By Asheville Citizen-Times
May 16, 2004 12:25 a.m.
Col. Robert Morgan, an Asheville native and commander of the famed Memphis Belle
B-17 bomber that flew combat missions over Europe during World War II, has died
in an Asheville hospital, his wife Linda Morgan said. Col. Morgan, 85, fell at
the Asheville Regional Airport April 21, after attending an air show recently
and had been hospitalized since.
"He fought a hard battle but he just had a lot of things against him," Linda
Col. Morgan came down with pneumonia last Monday and that combined with a
massive infection contributed to his passing according to his wife.
"I want to thank each and every one of the people at Mission/St. Joseph's that
contributed to his care. They were phenomenal," she said. "He got the best care
anyone could get they are incredible, compassionate people."
Col. Morgan's family was with him when he died.
The Memphis Belle was a World War II B-17 Flying Fortress in which Morgan and
his crew flew 25 combat missions in daylight over Nazi-occupied France and
This occurred when 82 percent of the bombers in their bomb group were shot down
in the first three months of combat beginning in November 1942.
Morgan put that into perspective by saying "you have breakfast with 10 guys,
then you have dinner with only two. My crew and I aren't heroes, we didn't do
anything any better than any other bomber crew. We were just damned lucky."
On Nov. 24, 1944, he made history when his B-29 named "Dauntless Dotty" was
chosen to lead the first B-29 raid on Tokyo.
It was the first U.S. raid against Tokyo since Doolittle's in 1942 in B-25s.
Morgan went on to command 25 missions over Japan.

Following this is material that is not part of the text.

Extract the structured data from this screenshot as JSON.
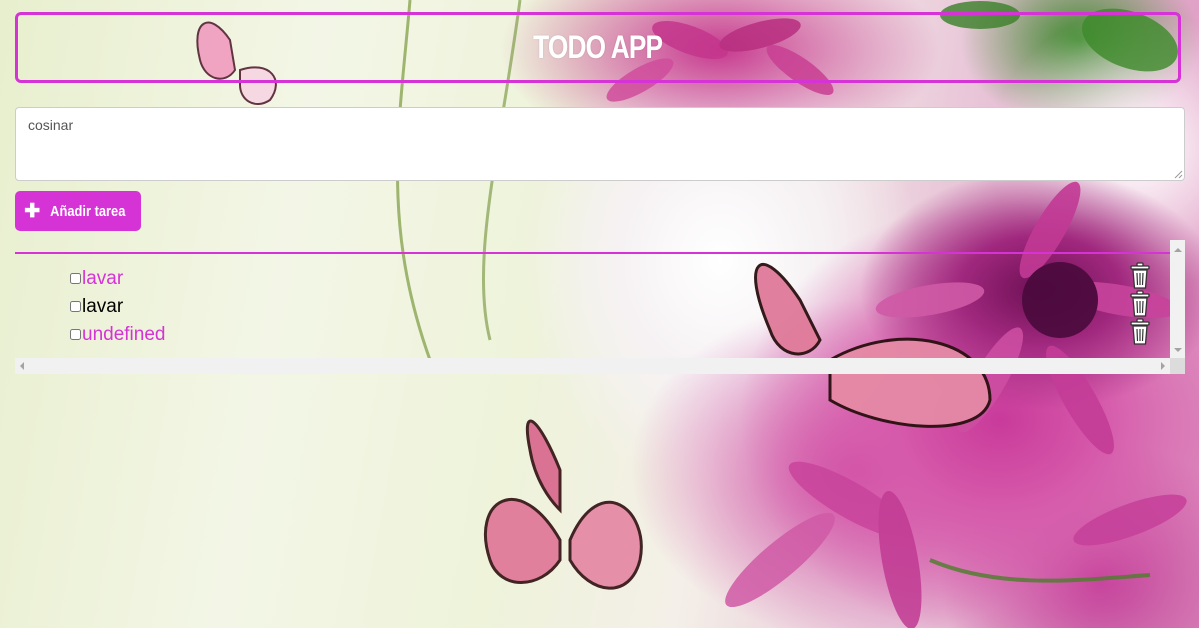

Tentative plans are for a memorial service at Trinity Episcopal Church in
Asheville on Saturday. The family will release more details later this week.